Spray was launched for the beginning of her 2014 adventures yesterday. It’s impossible to be blasé about your boat going in the water when each launch has its own last-minute crisis. This time: a stuck seacock.
Just before heading home the night before the launch, I looked around the boat to make sure everything was ready to go. Clever girl that I am (irony) I decided it would be a good idea to close all the seacocks. All closed but one: the toilet evacuation valve.
We tried WD-40.
We tried gentle and then not-so-gentle tapping with a hammer.
We tried cleaning with a long bottlebrush from the outside (note: wear eye protection for that one…).
We gave it another big dose of WD-40 for the evening and went home, defeated, to think over our next move.
We believe that if something hasn’t gone through your body first, it has no place in a sea toilet, so we knew that paper or other “foreign matter” couldn’t be the culprit and reasoned that the blockage must be some sort of dried seawater scum. Patrick and I both headed to our computers and checked out the various French and English blogs on the subject, then met back to compare notes.
The winning solution seemed to be to plug the exit hole with a wooden through-hull plug and then fill the evacuation tube with vinegar to let it dissolve whatever is blocking the seacock valve.
We also learned from these helpful internet sites that we should have been thinking of this LONG BEFORE launch-eve. I was so pleased with our winterizing procedures and never read anything about sticky seacocks in other blogs or sites on winterizing. I’m going back now and adding this one to our winterizing list !
The next morning, with only 45 minutes till launch time, we filled the evacuation tube with vinegar and waited. After about 20 minutes, lots of bubbling and burping gave us hope that something was dissolving. With 10 minutes to go, I tried the seacock valve again. I could just begin rocking it back and forth. I continued this rocking, with more liberal squirting of WD-40, and within a few minutes it gave way and I could close it ! (and open it ! …and close it ! …and open it ! …). We were in euphoric disbelief.
incident, the launch went more or less without surprises, which is NOT to say
that it went smoothly. The motor coughed
and petered out a couple of times before belching black smoke and finally kicking
into gear. The GPS, newly fixed on the
balcony and working beautifully on dry land, decided to take more than 1 hour
to get its first fix, which only lasted for about 5 minutes before the GPS
declared that it had lost contact with the satellites and was unable to get a
position.

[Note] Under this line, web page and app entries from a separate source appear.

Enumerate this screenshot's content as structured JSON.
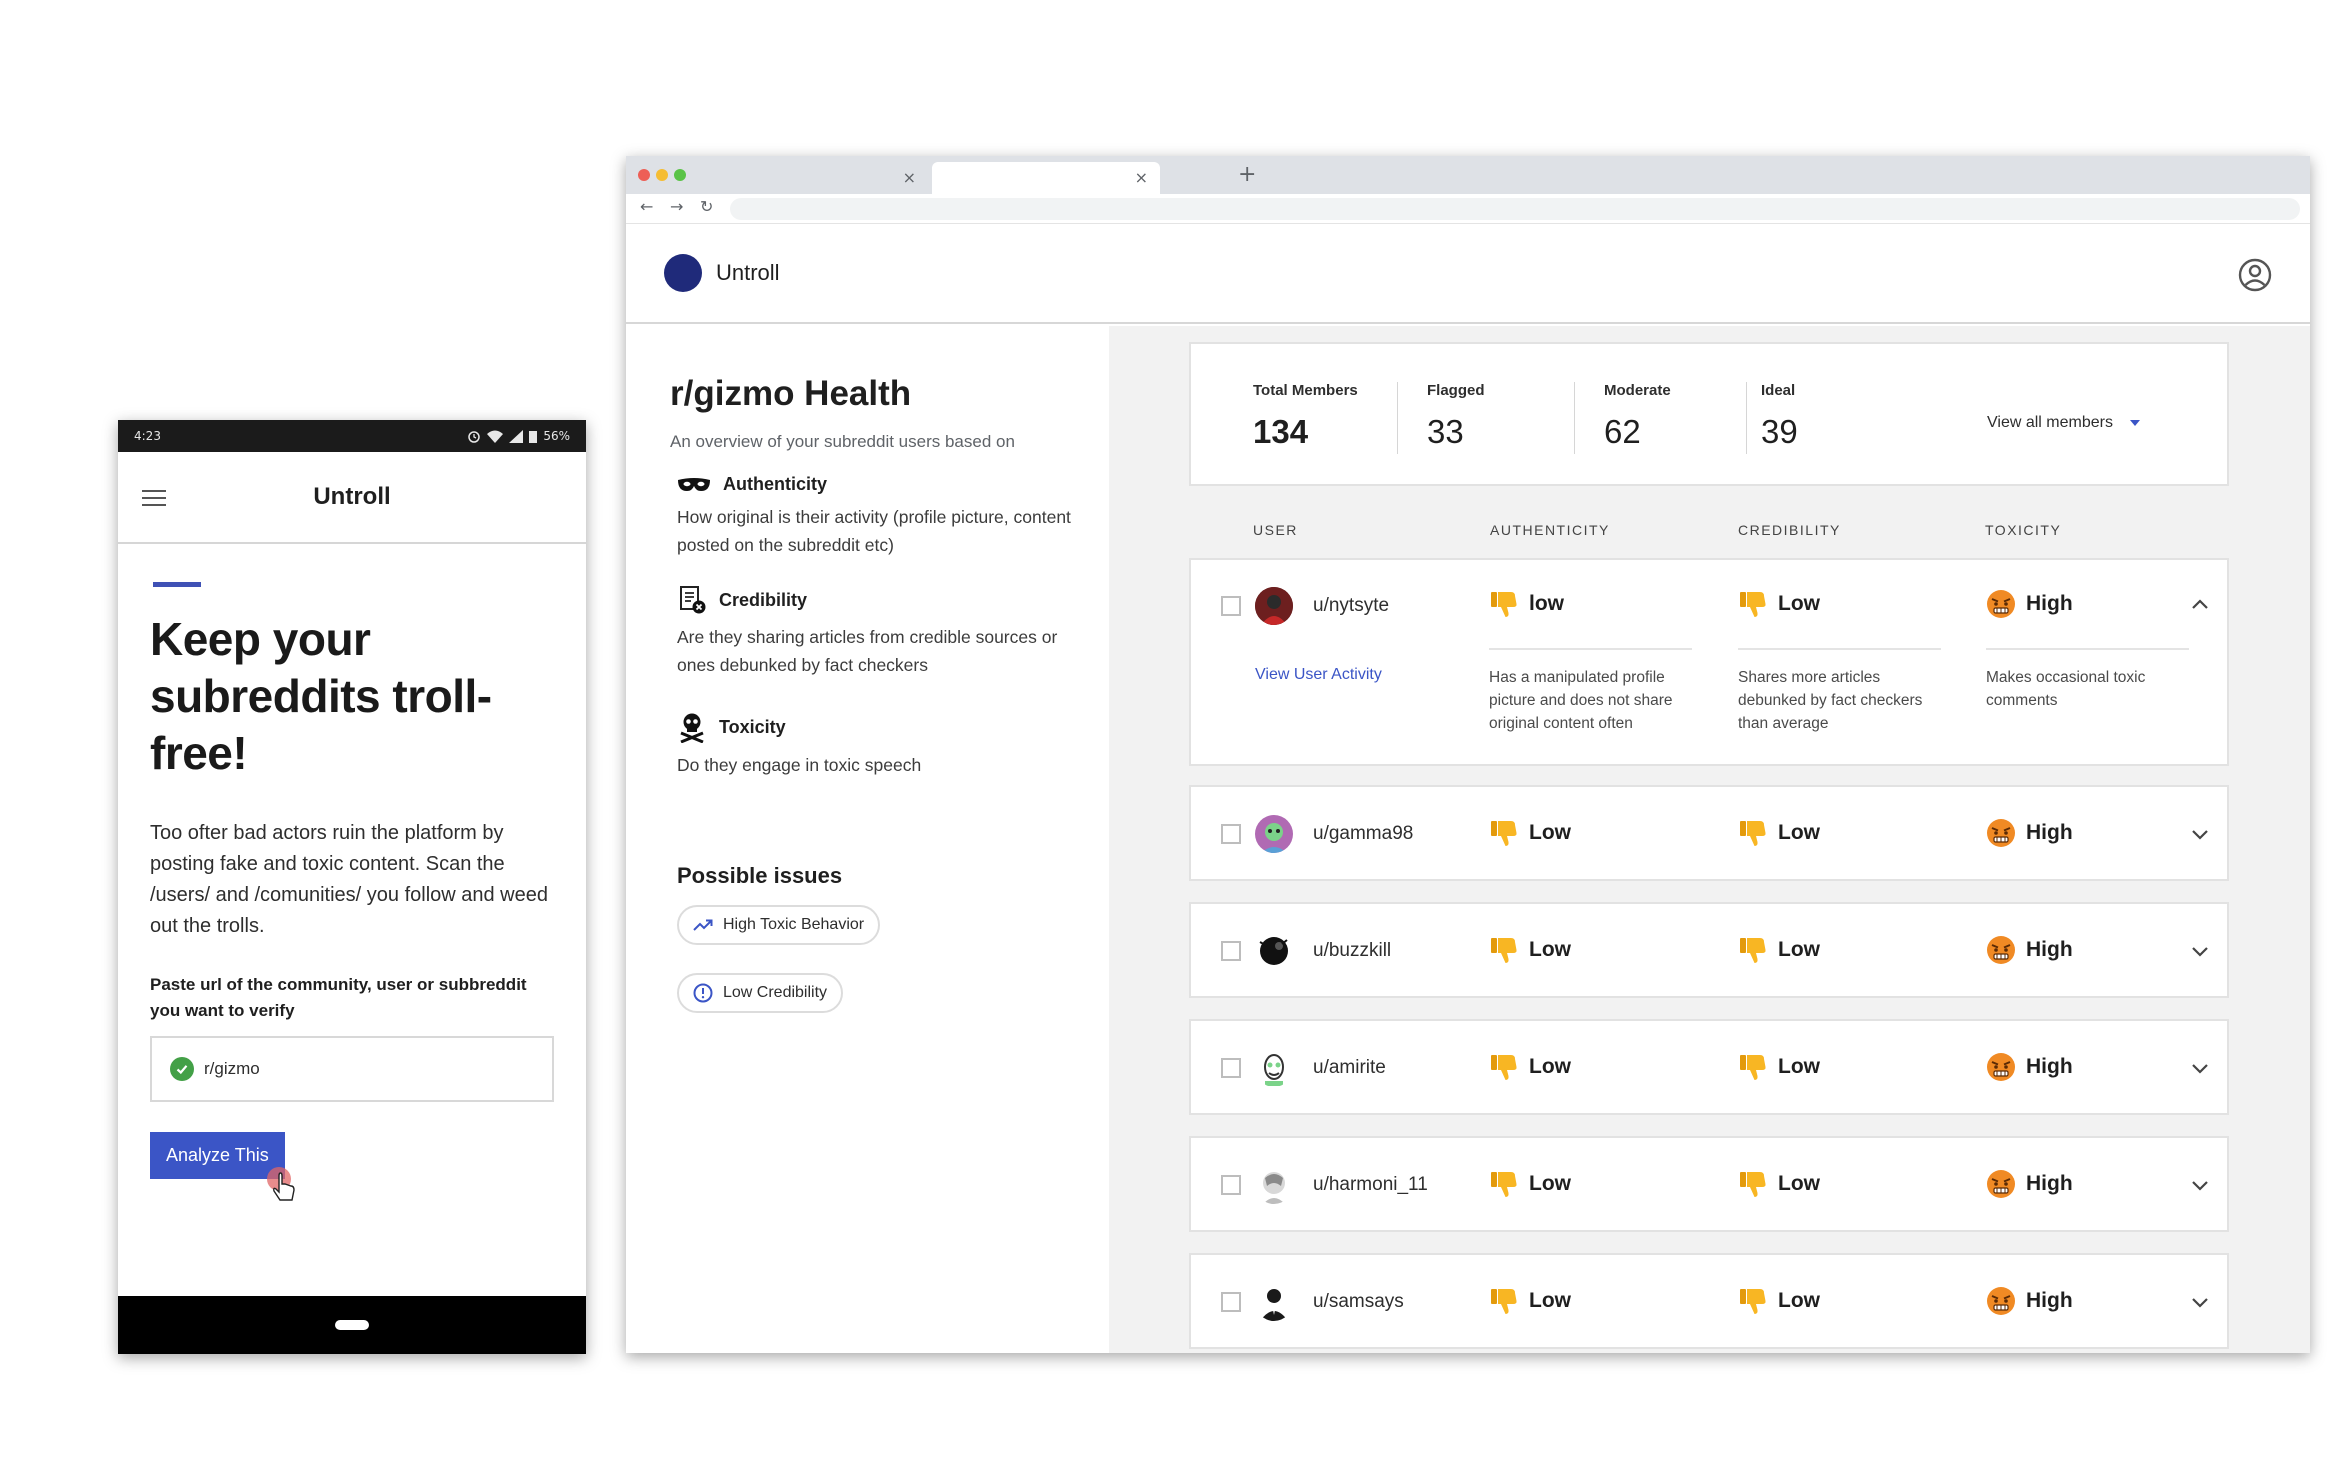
{
  "phone": {
    "status": {
      "time": "4:23",
      "battery": "56%"
    },
    "app_title": "Untroll",
    "hero": "Keep your subreddits troll-free!",
    "intro": "Too ofter bad actors ruin the platform by posting fake and toxic content. Scan the /users/ and /comunities/ you follow and weed out the trolls.",
    "paste_label": "Paste url of the community, user or subbreddit you want to verify",
    "url_value": "r/gizmo",
    "analyze_button": "Analyze This"
  },
  "browser": {
    "new_tab": "+",
    "close_glyph": "×",
    "back": "←",
    "forward": "→",
    "reload": "↻"
  },
  "dashboard": {
    "brand": "Untroll",
    "title": "r/gizmo Health",
    "subtitle": "An overview of your subreddit users based on",
    "metrics": [
      {
        "icon": "mask-icon",
        "title": "Authenticity",
        "desc": "How original is their activity (profile picture, content posted on the subreddit etc)"
      },
      {
        "icon": "document-x-icon",
        "title": "Credibility",
        "desc": "Are they sharing articles from credible sources or ones debunked by fact checkers"
      },
      {
        "icon": "skull-crossbones-icon",
        "title": "Toxicity",
        "desc": "Do they engage in toxic speech"
      }
    ],
    "issues_title": "Possible issues",
    "issues": [
      {
        "icon": "trending-up-icon",
        "label": "High Toxic Behavior"
      },
      {
        "icon": "info-circle-icon",
        "label": "Low Credibility"
      }
    ],
    "stats": [
      {
        "label": "Total Members",
        "value": "134"
      },
      {
        "label": "Flagged",
        "value": "33"
      },
      {
        "label": "Moderate",
        "value": "62"
      },
      {
        "label": "Ideal",
        "value": "39"
      }
    ],
    "view_all": "View all members",
    "columns": [
      "USER",
      "AUTHENTICITY",
      "CREDIBILITY",
      "TOXICITY"
    ],
    "expanded_row": {
      "user": "u/nytsyte",
      "authenticity": "low",
      "credibility": "Low",
      "toxicity": "High",
      "view_activity": "View User Activity",
      "auth_detail": "Has a manipulated profile picture and does not share original content often",
      "cred_detail": "Shares more articles debunked by fact checkers than average",
      "tox_detail": "Makes occasional toxic comments"
    },
    "rows": [
      {
        "user": "u/gamma98",
        "authenticity": "Low",
        "credibility": "Low",
        "toxicity": "High"
      },
      {
        "user": "u/buzzkill",
        "authenticity": "Low",
        "credibility": "Low",
        "toxicity": "High"
      },
      {
        "user": "u/amirite",
        "authenticity": "Low",
        "credibility": "Low",
        "toxicity": "High"
      },
      {
        "user": "u/harmoni_11",
        "authenticity": "Low",
        "credibility": "Low",
        "toxicity": "High"
      },
      {
        "user": "u/samsays",
        "authenticity": "Low",
        "credibility": "Low",
        "toxicity": "High"
      }
    ],
    "colors": {
      "accent": "#3b55c6",
      "brand_dot": "#1f2a7a",
      "panel_bg": "#f2f2f2"
    }
  }
}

We fixed the mainsail and had
a devil of a time with one of the batten receptacles that came apart and didn’t
want to go back together again, an already difficult task made worse by the
fact that we were working with a flogging sail over our heads with a capricious
wind changing directions every 15 minutes, all the while slipping and sliding
on the newly polished roof. The good
news is that we’re less stupid than we were 24 hours ago. The even better news is that the electrician
is coming tomorrow to look at the auto-pilot and the GPS (except he doesn’t
know about that one yet…).
|Plugging the evacuation tube.|
|Double, double, toil and trouble; vinegar burn, and toilet bubble.|
|In the lift.|
|...and in the water.|
Tomorrow: our first night on the boat, and then, if we have a GPS, off to start Shakedown 2014 !